At Ideagility we provide marketing and public relations services especially designed for small business; all things communications is the industry that I have loved for, well, several decades. Did you read about the very public nightmare that United Airlines created for themselves? This week they denied boarding to a couple teenager girls and then a family with a little girl – all because the young people wore leggings.
My comments about this kerfuffle have nothing to do with leggings. I’d rather talk about PR savvy. Any corporate public relations policy, whether from the corner market or a Fortune 500 brand like United has the same goal: enhance the public’s impression of your brand in the best way possible.
United was quick to double down, defending their ticket agent’s actions in a same-day barrage that included dozens of tweets. Most notably, they explained that customers were free to wear leggings, just not “pass travelers.” Social media critics were just as quick to lash back, pointing out that the little girl’s father boarded the plane in shorts that were, well, too short. They wondered why hairy adult male knees were ok and little girls in leggings weren’t.
Then United weighed in with no less than an interview in the New York Times. Mr. Jonathan Guerin, United spokesman, reported:
“…leggings violated the company’s dress code policy for “pass travelers,” a company benefit that allows United employees and their dependents to travel for free on a standby basis.”
In the Times, Mr. Guerin also stated that pass travelers are “representing” the company and as such are not allowed to wear Lycra and spandex leggings, tattered or ripped jeans, midriff shirts, flip-flops or any article of clothing that shows their undergarments. Just to be extra clear, he added,
“We want people to be comfortable when they travel as long as it’s neat and in good taste for that environment.”
This ‘just for you folks’ policy is ill informed for a couple obvious reasons: Pass travelers are invisible to others, they do not “represent” United in any discernible way. Regular customers can’t tell who is a pass traveler and who isn’t so any opportunity to represent the brand is lost on others. Second, pointing out that your friends and family, pass travelers, are held to your standards of “good taste” and that your customers are not is a veiled insult to the people who pay the bill. The policy as explained by Mr. Guerin reveals that United is happy to take your money even if they think you have bad taste. Bad idea.
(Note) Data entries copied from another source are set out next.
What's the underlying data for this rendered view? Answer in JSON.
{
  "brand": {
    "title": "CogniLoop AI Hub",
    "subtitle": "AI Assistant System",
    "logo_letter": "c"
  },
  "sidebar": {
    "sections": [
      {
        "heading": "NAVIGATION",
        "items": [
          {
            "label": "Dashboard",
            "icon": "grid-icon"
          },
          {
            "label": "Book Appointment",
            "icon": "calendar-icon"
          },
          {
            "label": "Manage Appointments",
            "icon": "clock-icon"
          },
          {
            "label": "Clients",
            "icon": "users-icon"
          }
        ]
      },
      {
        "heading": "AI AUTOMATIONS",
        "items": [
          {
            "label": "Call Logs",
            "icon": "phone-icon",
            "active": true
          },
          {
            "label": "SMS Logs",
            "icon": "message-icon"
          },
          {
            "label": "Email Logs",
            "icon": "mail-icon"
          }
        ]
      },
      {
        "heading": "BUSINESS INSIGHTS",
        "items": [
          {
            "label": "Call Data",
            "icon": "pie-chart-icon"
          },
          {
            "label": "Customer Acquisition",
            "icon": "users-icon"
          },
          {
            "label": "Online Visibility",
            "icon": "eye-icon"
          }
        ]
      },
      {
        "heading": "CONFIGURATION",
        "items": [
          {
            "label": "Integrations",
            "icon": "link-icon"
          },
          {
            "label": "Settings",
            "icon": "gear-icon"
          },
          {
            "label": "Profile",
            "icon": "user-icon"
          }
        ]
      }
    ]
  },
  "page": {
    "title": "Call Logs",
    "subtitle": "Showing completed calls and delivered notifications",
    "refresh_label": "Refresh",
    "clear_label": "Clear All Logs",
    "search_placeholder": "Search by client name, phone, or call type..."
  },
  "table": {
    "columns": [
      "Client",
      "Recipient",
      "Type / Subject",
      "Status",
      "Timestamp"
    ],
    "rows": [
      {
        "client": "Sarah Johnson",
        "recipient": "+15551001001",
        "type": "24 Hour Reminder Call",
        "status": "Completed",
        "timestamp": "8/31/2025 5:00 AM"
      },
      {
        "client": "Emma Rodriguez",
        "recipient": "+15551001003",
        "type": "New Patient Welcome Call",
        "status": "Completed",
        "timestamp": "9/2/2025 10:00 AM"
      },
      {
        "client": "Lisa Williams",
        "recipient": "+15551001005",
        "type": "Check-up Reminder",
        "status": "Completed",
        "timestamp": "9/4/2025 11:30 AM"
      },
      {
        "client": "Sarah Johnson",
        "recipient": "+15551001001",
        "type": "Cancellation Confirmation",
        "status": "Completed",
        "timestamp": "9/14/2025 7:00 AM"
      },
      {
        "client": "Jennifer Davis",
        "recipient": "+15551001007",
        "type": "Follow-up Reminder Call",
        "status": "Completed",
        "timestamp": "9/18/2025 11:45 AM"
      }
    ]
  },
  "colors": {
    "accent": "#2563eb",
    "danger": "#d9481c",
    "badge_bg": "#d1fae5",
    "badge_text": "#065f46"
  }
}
Rather than rushing to defend, United could have been noncommittal but circumspect and respectful. They could have simply stated that they were reconsidering their policies and that they appreciated all the input—and they could have actually meant it. If they were authentically worried about representing their brand they could have had enough common sense to listen to Mom – and never pick on little girls.